§ **WHAT TO WORK ON**
Every entry gets copied exactly. No images go into the copy.

§ **Component data from apps and pages**
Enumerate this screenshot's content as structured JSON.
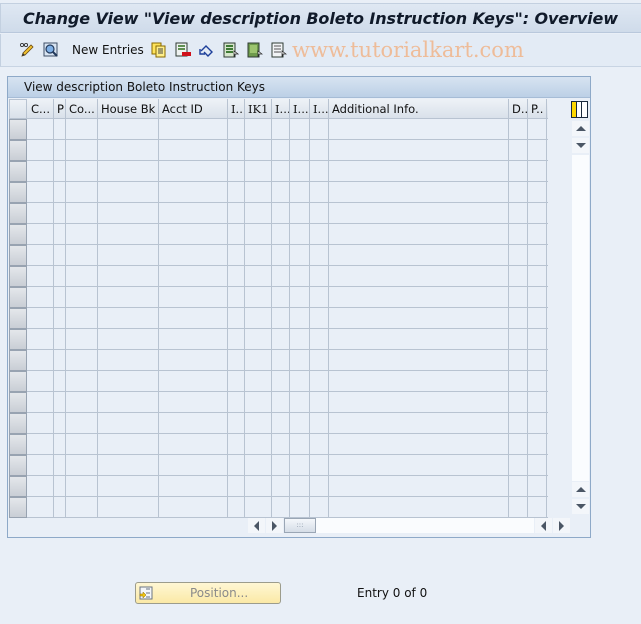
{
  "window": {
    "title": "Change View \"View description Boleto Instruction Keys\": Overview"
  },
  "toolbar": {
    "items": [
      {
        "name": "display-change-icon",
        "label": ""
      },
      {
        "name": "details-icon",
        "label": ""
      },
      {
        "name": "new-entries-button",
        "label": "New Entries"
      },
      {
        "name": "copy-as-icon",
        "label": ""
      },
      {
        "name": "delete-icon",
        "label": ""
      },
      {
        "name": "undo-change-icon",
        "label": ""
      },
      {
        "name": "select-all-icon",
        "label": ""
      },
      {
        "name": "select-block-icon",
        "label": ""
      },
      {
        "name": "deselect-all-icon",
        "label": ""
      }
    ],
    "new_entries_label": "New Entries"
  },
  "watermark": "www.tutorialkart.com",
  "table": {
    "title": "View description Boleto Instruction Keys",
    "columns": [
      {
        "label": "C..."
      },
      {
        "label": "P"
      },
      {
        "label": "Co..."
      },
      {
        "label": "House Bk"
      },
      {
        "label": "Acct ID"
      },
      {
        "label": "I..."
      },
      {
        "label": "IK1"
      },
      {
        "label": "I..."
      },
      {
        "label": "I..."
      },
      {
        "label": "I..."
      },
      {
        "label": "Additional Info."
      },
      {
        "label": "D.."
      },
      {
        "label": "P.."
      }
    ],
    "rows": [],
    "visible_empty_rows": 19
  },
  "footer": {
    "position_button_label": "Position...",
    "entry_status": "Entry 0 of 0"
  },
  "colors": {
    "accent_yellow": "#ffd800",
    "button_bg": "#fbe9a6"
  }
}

§ **TASK RESULT**
Enumerate this screenshot's content as structured JSON.
{
  "window": {
    "title": "Change View \"View description Boleto Instruction Keys\": Overview"
  },
  "toolbar": {
    "items": [
      {
        "name": "display-change-icon",
        "label": ""
      },
      {
        "name": "details-icon",
        "label": ""
      },
      {
        "name": "new-entries-button",
        "label": "New Entries"
      },
      {
        "name": "copy-as-icon",
        "label": ""
      },
      {
        "name": "delete-icon",
        "label": ""
      },
      {
        "name": "undo-change-icon",
        "label": ""
      },
      {
        "name": "select-all-icon",
        "label": ""
      },
      {
        "name": "select-block-icon",
        "label": ""
      },
      {
        "name": "deselect-all-icon",
        "label": ""
      }
    ],
    "new_entries_label": "New Entries"
  },
  "watermark": "www.tutorialkart.com",
  "table": {
    "title": "View description Boleto Instruction Keys",
    "columns": [
      {
        "label": "C..."
      },
      {
        "label": "P"
      },
      {
        "label": "Co..."
      },
      {
        "label": "House Bk"
      },
      {
        "label": "Acct ID"
      },
      {
        "label": "I..."
      },
      {
        "label": "IK1"
      },
      {
        "label": "I..."
      },
      {
        "label": "I..."
      },
      {
        "label": "I..."
      },
      {
        "label": "Additional Info."
      },
      {
        "label": "D.."
      },
      {
        "label": "P.."
      }
    ],
    "rows": [],
    "visible_empty_rows": 19
  },
  "footer": {
    "position_button_label": "Position...",
    "entry_status": "Entry 0 of 0"
  },
  "colors": {
    "accent_yellow": "#ffd800",
    "button_bg": "#fbe9a6"
  }
}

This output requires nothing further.